[Items from an interface collection]
= Beginning of Section =

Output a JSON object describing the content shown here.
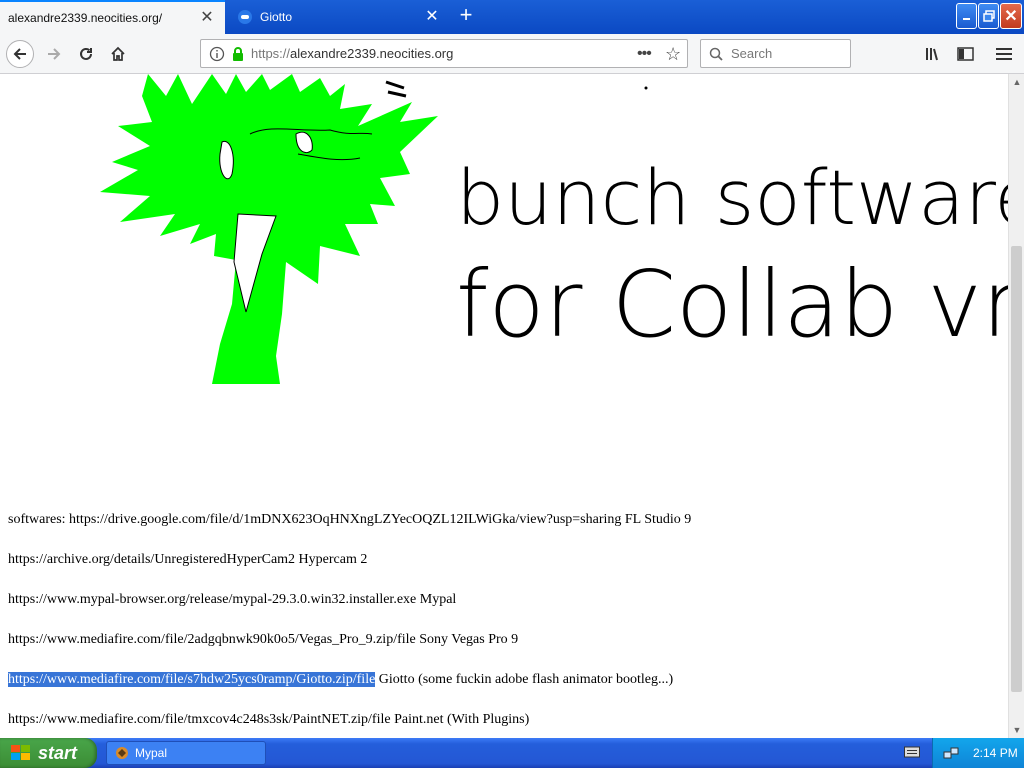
{
  "tabs": [
    {
      "title": "alexandre2339.neocities.org/",
      "active": true
    },
    {
      "title": "Giotto",
      "active": false
    }
  ],
  "nav": {
    "url_prefix": "https://",
    "url_domain": "alexandre2339.neocities.org",
    "search_placeholder": "Search"
  },
  "drawing": {
    "line1": "bunch softwares",
    "line2": "for Collab vm!",
    "tree_color": "#00ff00"
  },
  "content": {
    "lines": [
      {
        "text": "softwares: https://drive.google.com/file/d/1mDNX623OqHNXngLZYecOQZL12ILWiGka/view?usp=sharing FL Studio 9"
      },
      {
        "text": "https://archive.org/details/UnregisteredHyperCam2 Hypercam 2"
      },
      {
        "text": "https://www.mypal-browser.org/release/mypal-29.3.0.win32.installer.exe Mypal"
      },
      {
        "text": "https://www.mediafire.com/file/2adgqbnwk90k0o5/Vegas_Pro_9.zip/file Sony Vegas Pro 9"
      },
      {
        "selected": "https://www.mediafire.com/file/s7hdw25ycs0ramp/Giotto.zip/file",
        "rest": " Giotto (some fuckin adobe flash animator bootleg...)"
      },
      {
        "text": "https://www.mediafire.com/file/tmxcov4c248s3sk/PaintNET.zip/file Paint.net (With Plugins)"
      }
    ]
  },
  "taskbar": {
    "start_label": "start",
    "task_label": "Mypal",
    "clock": "2:14 PM"
  }
}
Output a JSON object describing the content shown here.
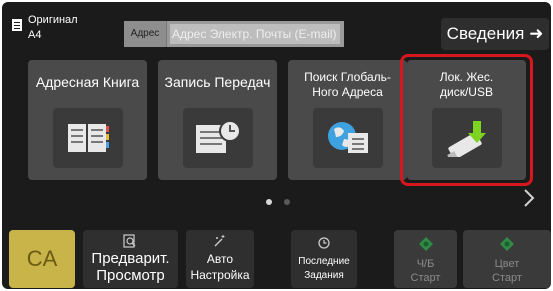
{
  "header": {
    "original_label": "Оригинал",
    "original_size": "A4",
    "address_label": "Адрес",
    "address_placeholder": "Адрес Электр. Почты (E-mail)",
    "details_label": "Сведения"
  },
  "tiles": [
    {
      "label": "Адресная Книга",
      "icon": "address-book-icon"
    },
    {
      "label": "Запись Передач",
      "icon": "transmission-log-icon"
    },
    {
      "label": "Поиск Глобаль-\nНого Адреса",
      "icon": "global-address-search-icon"
    },
    {
      "label": "Лок. Жес.\nдиск/USB",
      "icon": "usb-drive-icon"
    }
  ],
  "pager": {
    "pages": 2,
    "current": 1
  },
  "bottom": {
    "ca": "CA",
    "preview_line1": "Предварит.",
    "preview_line2": "Просмотр",
    "auto_line1": "Авто",
    "auto_line2": "Настройка",
    "last_line1": "Последние",
    "last_line2": "Задания",
    "bw_line1": "Ч/Б",
    "bw_line2": "Старт",
    "color_line1": "Цвет",
    "color_line2": "Старт"
  },
  "colors": {
    "highlight": "#d8161f",
    "ca": "#c9b44a",
    "start_icon": "#2ea44f",
    "usb_arrow": "#7ed321"
  }
}
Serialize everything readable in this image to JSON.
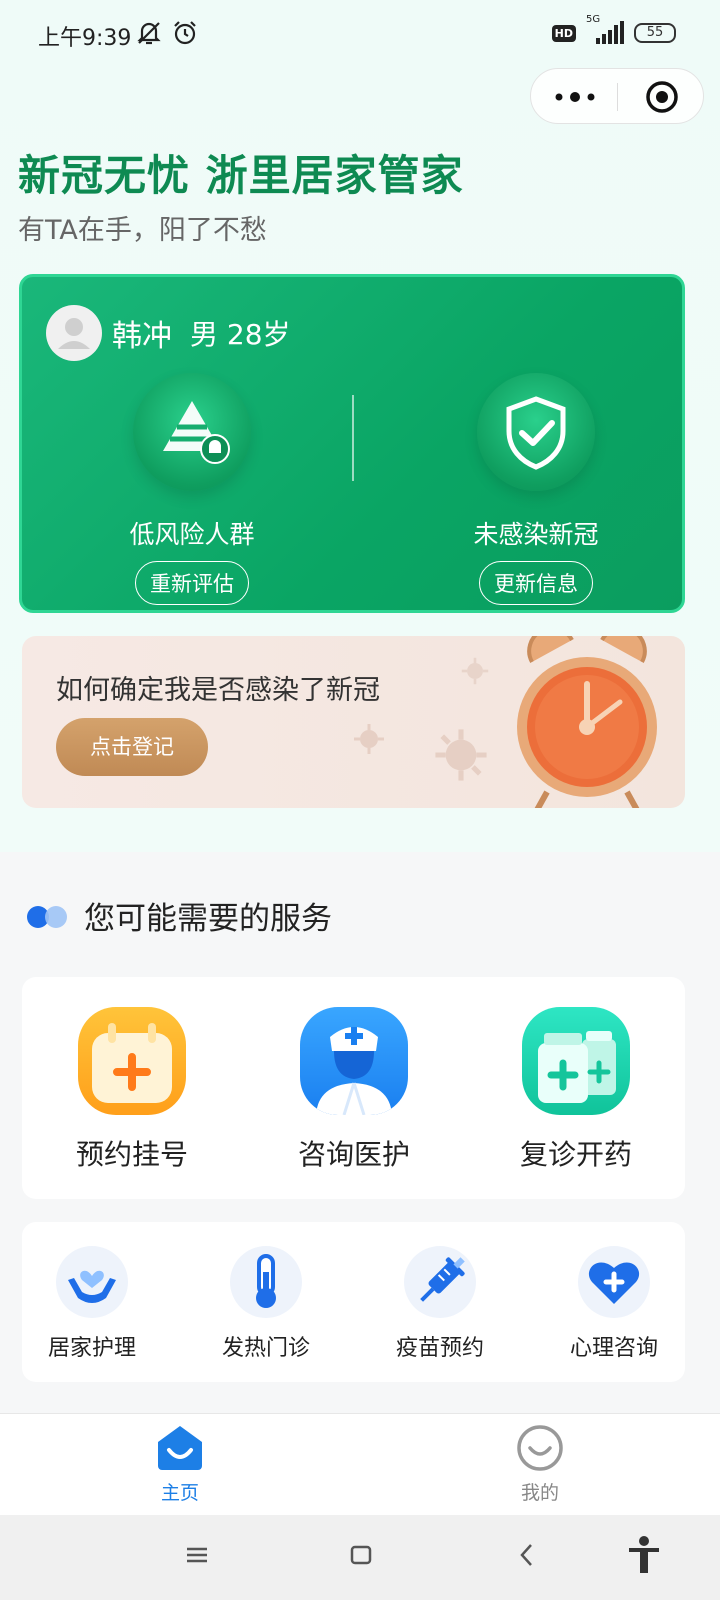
{
  "status_bar": {
    "time": "上午9:39",
    "hd": "HD",
    "network": "5G",
    "battery": "55"
  },
  "hero": {
    "title": "新冠无忧 浙里居家管家",
    "subtitle": "有TA在手，阳了不愁"
  },
  "profile": {
    "name": "韩冲",
    "gender_age": "男  28岁",
    "risk_label": "低风险人群",
    "risk_button": "重新评估",
    "infection_label": "未感染新冠",
    "infection_button": "更新信息"
  },
  "banner": {
    "text": "如何确定我是否感染了新冠",
    "button": "点击登记"
  },
  "services": {
    "section_title": "您可能需要的服务",
    "primary": [
      {
        "label": "预约挂号",
        "icon": "calendar-plus-icon"
      },
      {
        "label": "咨询医护",
        "icon": "doctor-icon"
      },
      {
        "label": "复诊开药",
        "icon": "medicine-bottle-icon"
      }
    ],
    "secondary": [
      {
        "label": "居家护理",
        "icon": "care-hands-icon"
      },
      {
        "label": "发热门诊",
        "icon": "thermometer-icon"
      },
      {
        "label": "疫苗预约",
        "icon": "syringe-icon"
      },
      {
        "label": "心理咨询",
        "icon": "heart-plus-icon"
      }
    ]
  },
  "tabs": [
    {
      "label": "主页",
      "icon": "home-icon",
      "active": true
    },
    {
      "label": "我的",
      "icon": "smile-icon",
      "active": false
    }
  ],
  "colors": {
    "brand_green": "#0e8a52",
    "card_green": "#0aa564",
    "tab_active": "#1d7fe6"
  }
}
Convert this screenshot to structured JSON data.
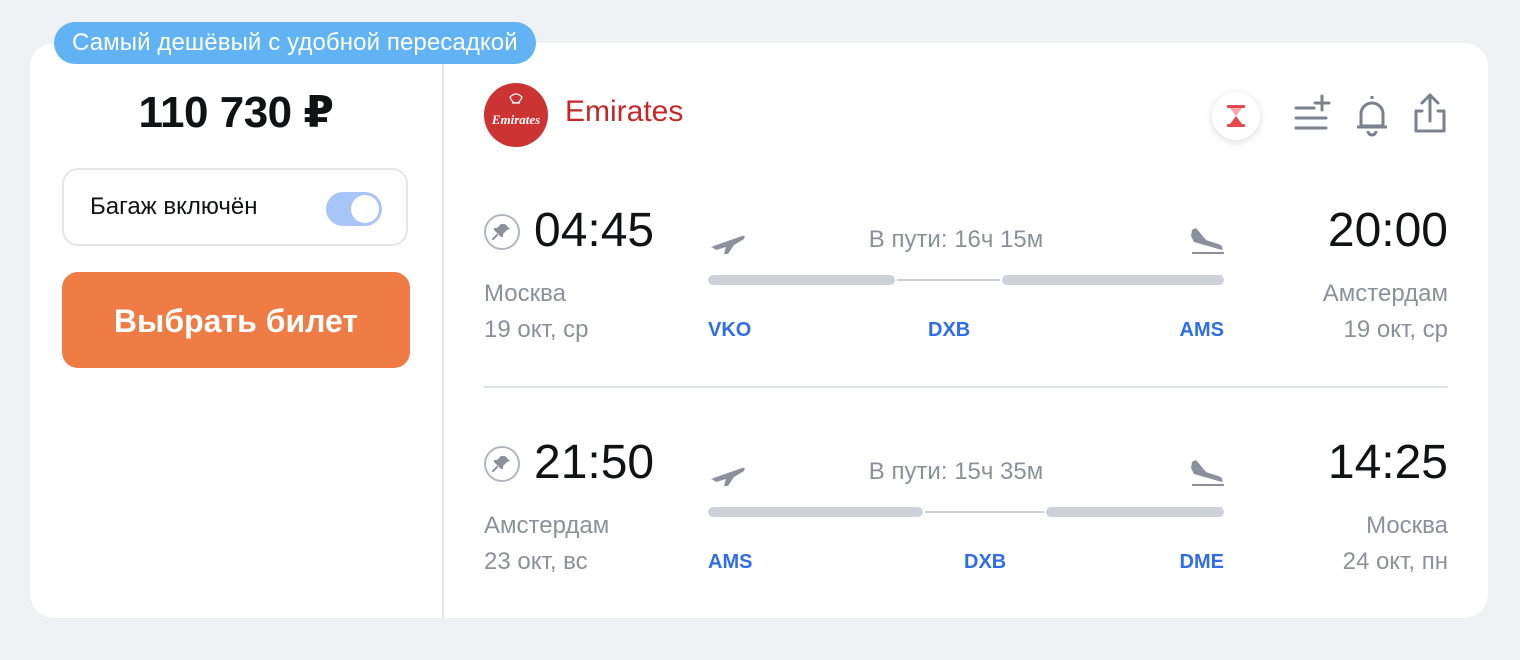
{
  "badge": "Самый дешёвый с удобной пересадкой",
  "price": "110 730 ₽",
  "baggage": {
    "label": "Багаж включён",
    "enabled": true
  },
  "select_button": "Выбрать билет",
  "airline": {
    "name": "Emirates",
    "logo_text": "Emirates",
    "logo_color": "#cc3333"
  },
  "actions": {
    "hourglass": "hourglass-icon",
    "add_to_list": "add-to-list-icon",
    "subscribe": "bell-icon",
    "share": "share-icon"
  },
  "flights": [
    {
      "depart_time": "04:45",
      "depart_city": "Москва",
      "depart_date": "19 окт, ср",
      "duration": "В пути: 16ч 15м",
      "airports": [
        "VKO",
        "DXB",
        "AMS"
      ],
      "arrive_time": "20:00",
      "arrive_city": "Амстердам",
      "arrive_date": "19 окт, ср"
    },
    {
      "depart_time": "21:50",
      "depart_city": "Амстердам",
      "depart_date": "23 окт, вс",
      "duration": "В пути: 15ч 35м",
      "airports": [
        "AMS",
        "DXB",
        "DME"
      ],
      "arrive_time": "14:25",
      "arrive_city": "Москва",
      "arrive_date": "24 окт, пн"
    }
  ],
  "colors": {
    "accent_orange": "#f07c45",
    "badge_blue": "#61b3f4",
    "code_blue": "#2f6ee6",
    "toggle_blue": "#a8c5f8"
  }
}
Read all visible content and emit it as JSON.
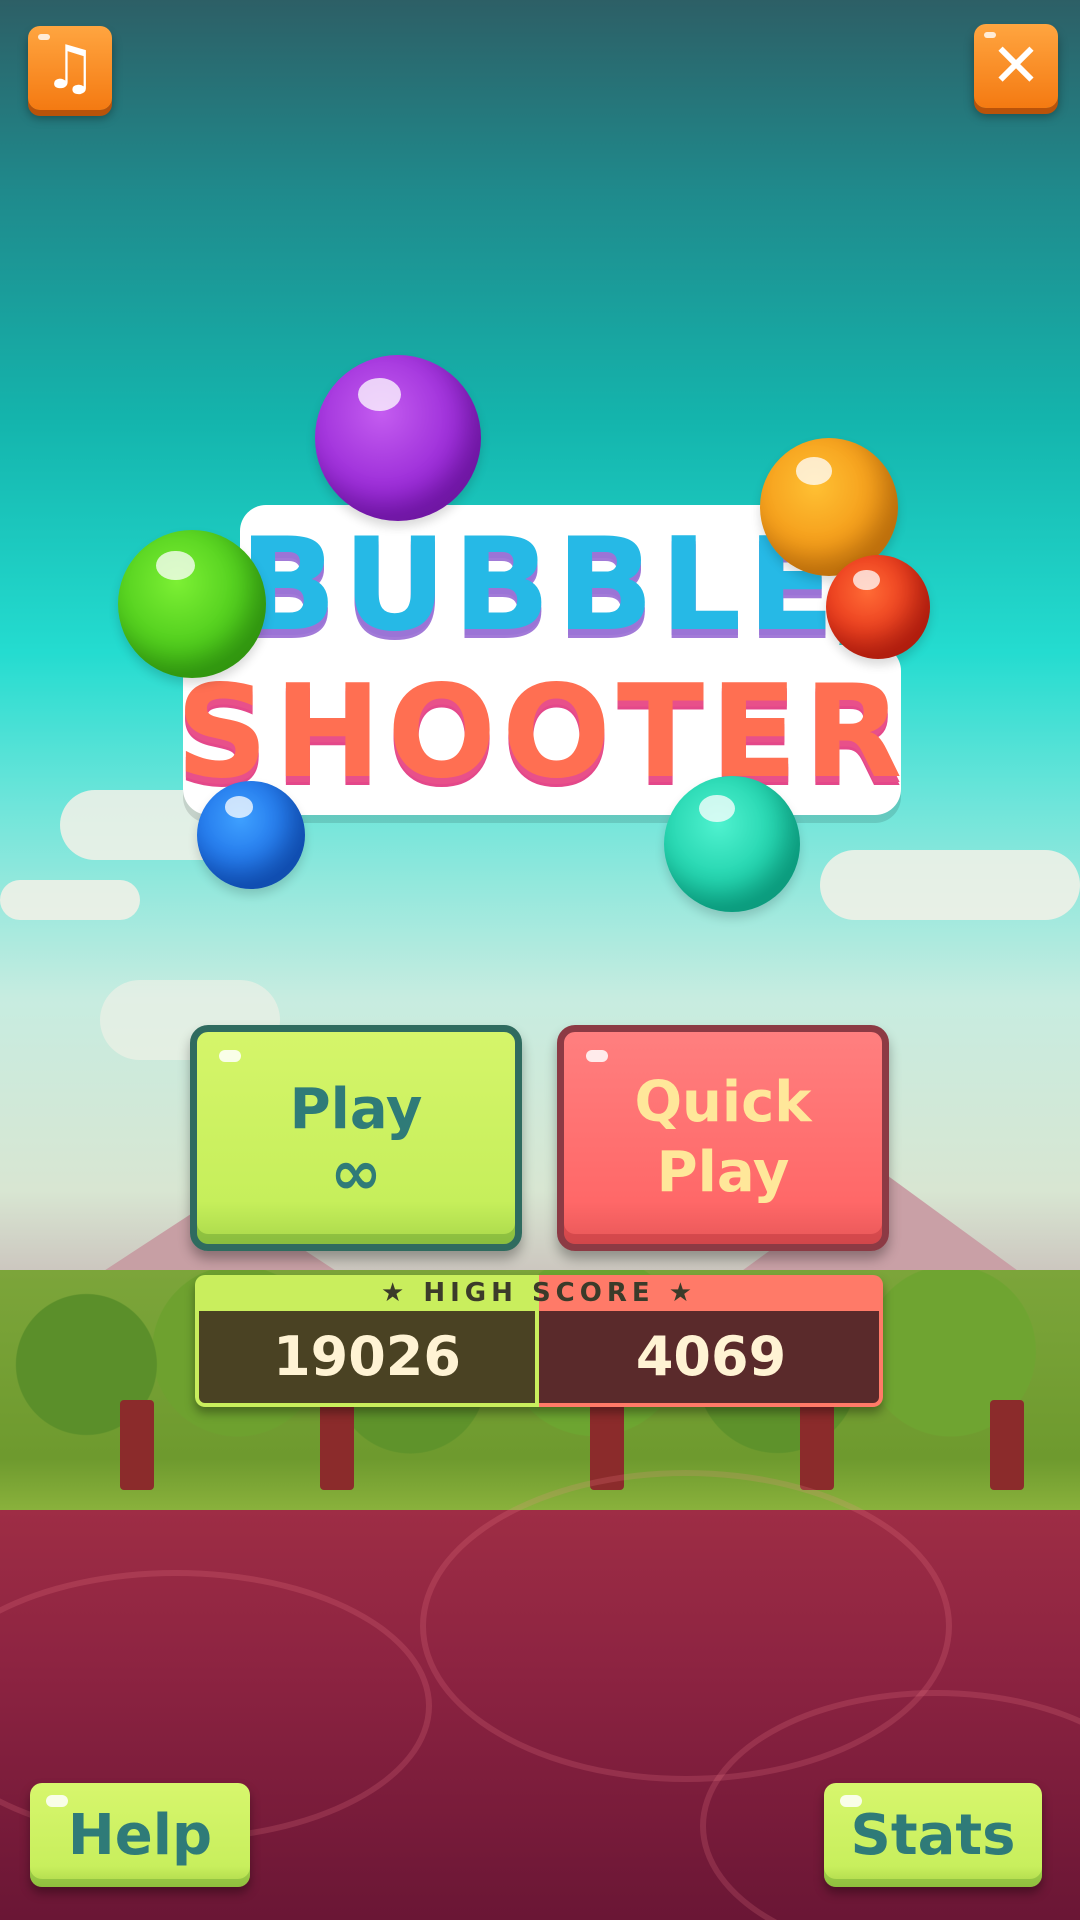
{
  "game": {
    "title_line1": "BUBBLE",
    "title_line2": "SHOOTER"
  },
  "top_bar": {
    "music_icon": "♫",
    "close_icon": "✕"
  },
  "menu": {
    "play_label": "Play",
    "play_mode_symbol": "∞",
    "quick_play_line1": "Quick",
    "quick_play_line2": "Play"
  },
  "high_score": {
    "label": "★ HIGH SCORE ★",
    "play_value": "19026",
    "quick_play_value": "4069"
  },
  "bottom_bar": {
    "help_label": "Help",
    "stats_label": "Stats"
  },
  "colors": {
    "play_button": "#c6ef5b",
    "quick_play_button": "#ff6868",
    "accent_orange": "#f47a12"
  }
}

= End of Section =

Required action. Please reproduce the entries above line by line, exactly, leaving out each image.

Solution.
Output a JSON object describing the content shown here.
{
  "tabs": [
    {
      "title": "alexandre2339.neocities.org/",
      "active": true
    },
    {
      "title": "Giotto",
      "active": false
    }
  ],
  "nav": {
    "url_prefix": "https://",
    "url_domain": "alexandre2339.neocities.org",
    "search_placeholder": "Search"
  },
  "drawing": {
    "line1": "bunch softwares",
    "line2": "for Collab vm!",
    "tree_color": "#00ff00"
  },
  "content": {
    "lines": [
      {
        "text": "softwares: https://drive.google.com/file/d/1mDNX623OqHNXngLZYecOQZL12ILWiGka/view?usp=sharing FL Studio 9"
      },
      {
        "text": "https://archive.org/details/UnregisteredHyperCam2 Hypercam 2"
      },
      {
        "text": "https://www.mypal-browser.org/release/mypal-29.3.0.win32.installer.exe Mypal"
      },
      {
        "text": "https://www.mediafire.com/file/2adgqbnwk90k0o5/Vegas_Pro_9.zip/file Sony Vegas Pro 9"
      },
      {
        "selected": "https://www.mediafire.com/file/s7hdw25ycs0ramp/Giotto.zip/file",
        "rest": " Giotto (some fuckin adobe flash animator bootleg...)"
      },
      {
        "text": "https://www.mediafire.com/file/tmxcov4c248s3sk/PaintNET.zip/file Paint.net (With Plugins)"
      }
    ]
  },
  "taskbar": {
    "start_label": "start",
    "task_label": "Mypal",
    "clock": "2:14 PM"
  }
}
Output a JSON object describing the content shown here.
{
  "header": {
    "original_label": "Оригинал",
    "original_size": "A4",
    "address_label": "Адрес",
    "address_placeholder": "Адрес Электр. Почты (E-mail)",
    "details_label": "Сведения"
  },
  "tiles": [
    {
      "label": "Адресная Книга",
      "icon": "address-book-icon"
    },
    {
      "label": "Запись Передач",
      "icon": "transmission-log-icon"
    },
    {
      "label": "Поиск Глобаль-\nНого Адреса",
      "icon": "global-address-search-icon"
    },
    {
      "label": "Лок. Жес.\nдиск/USB",
      "icon": "usb-drive-icon"
    }
  ],
  "pager": {
    "pages": 2,
    "current": 1
  },
  "bottom": {
    "ca": "CA",
    "preview_line1": "Предварит.",
    "preview_line2": "Просмотр",
    "auto_line1": "Авто",
    "auto_line2": "Настройка",
    "last_line1": "Последние",
    "last_line2": "Задания",
    "bw_line1": "Ч/Б",
    "bw_line2": "Старт",
    "color_line1": "Цвет",
    "color_line2": "Старт"
  },
  "colors": {
    "highlight": "#d8161f",
    "ca": "#c9b44a",
    "start_icon": "#2ea44f",
    "usb_arrow": "#7ed321"
  }
}
Serialize everything readable in this image to JSON.
{
  "status_bar": {
    "time": "上午9:39",
    "hd": "HD",
    "network": "5G",
    "battery": "55"
  },
  "hero": {
    "title": "新冠无忧 浙里居家管家",
    "subtitle": "有TA在手，阳了不愁"
  },
  "profile": {
    "name": "韩冲",
    "gender_age": "男  28岁",
    "risk_label": "低风险人群",
    "risk_button": "重新评估",
    "infection_label": "未感染新冠",
    "infection_button": "更新信息"
  },
  "banner": {
    "text": "如何确定我是否感染了新冠",
    "button": "点击登记"
  },
  "services": {
    "section_title": "您可能需要的服务",
    "primary": [
      {
        "label": "预约挂号",
        "icon": "calendar-plus-icon"
      },
      {
        "label": "咨询医护",
        "icon": "doctor-icon"
      },
      {
        "label": "复诊开药",
        "icon": "medicine-bottle-icon"
      }
    ],
    "secondary": [
      {
        "label": "居家护理",
        "icon": "care-hands-icon"
      },
      {
        "label": "发热门诊",
        "icon": "thermometer-icon"
      },
      {
        "label": "疫苗预约",
        "icon": "syringe-icon"
      },
      {
        "label": "心理咨询",
        "icon": "heart-plus-icon"
      }
    ]
  },
  "tabs": [
    {
      "label": "主页",
      "icon": "home-icon",
      "active": true
    },
    {
      "label": "我的",
      "icon": "smile-icon",
      "active": false
    }
  ],
  "colors": {
    "brand_green": "#0e8a52",
    "card_green": "#0aa564",
    "tab_active": "#1d7fe6"
  }
}
Convert this screenshot to structured JSON data.
{
  "badge": "Самый дешёвый с удобной пересадкой",
  "price": "110 730 ₽",
  "baggage": {
    "label": "Багаж включён",
    "enabled": true
  },
  "select_button": "Выбрать билет",
  "airline": {
    "name": "Emirates",
    "logo_text": "Emirates",
    "logo_color": "#cc3333"
  },
  "actions": {
    "hourglass": "hourglass-icon",
    "add_to_list": "add-to-list-icon",
    "subscribe": "bell-icon",
    "share": "share-icon"
  },
  "flights": [
    {
      "depart_time": "04:45",
      "depart_city": "Москва",
      "depart_date": "19 окт, ср",
      "duration": "В пути: 16ч 15м",
      "airports": [
        "VKO",
        "DXB",
        "AMS"
      ],
      "arrive_time": "20:00",
      "arrive_city": "Амстердам",
      "arrive_date": "19 окт, ср"
    },
    {
      "depart_time": "21:50",
      "depart_city": "Амстердам",
      "depart_date": "23 окт, вс",
      "duration": "В пути: 15ч 35м",
      "airports": [
        "AMS",
        "DXB",
        "DME"
      ],
      "arrive_time": "14:25",
      "arrive_city": "Москва",
      "arrive_date": "24 окт, пн"
    }
  ],
  "colors": {
    "accent_orange": "#f07c45",
    "badge_blue": "#61b3f4",
    "code_blue": "#2f6ee6",
    "toggle_blue": "#a8c5f8"
  }
}
Read all visible content and emit it as JSON.
{
  "game": {
    "title_line1": "BUBBLE",
    "title_line2": "SHOOTER"
  },
  "top_bar": {
    "music_icon": "♫",
    "close_icon": "✕"
  },
  "menu": {
    "play_label": "Play",
    "play_mode_symbol": "∞",
    "quick_play_line1": "Quick",
    "quick_play_line2": "Play"
  },
  "high_score": {
    "label": "★ HIGH SCORE ★",
    "play_value": "19026",
    "quick_play_value": "4069"
  },
  "bottom_bar": {
    "help_label": "Help",
    "stats_label": "Stats"
  },
  "colors": {
    "play_button": "#c6ef5b",
    "quick_play_button": "#ff6868",
    "accent_orange": "#f47a12"
  }
}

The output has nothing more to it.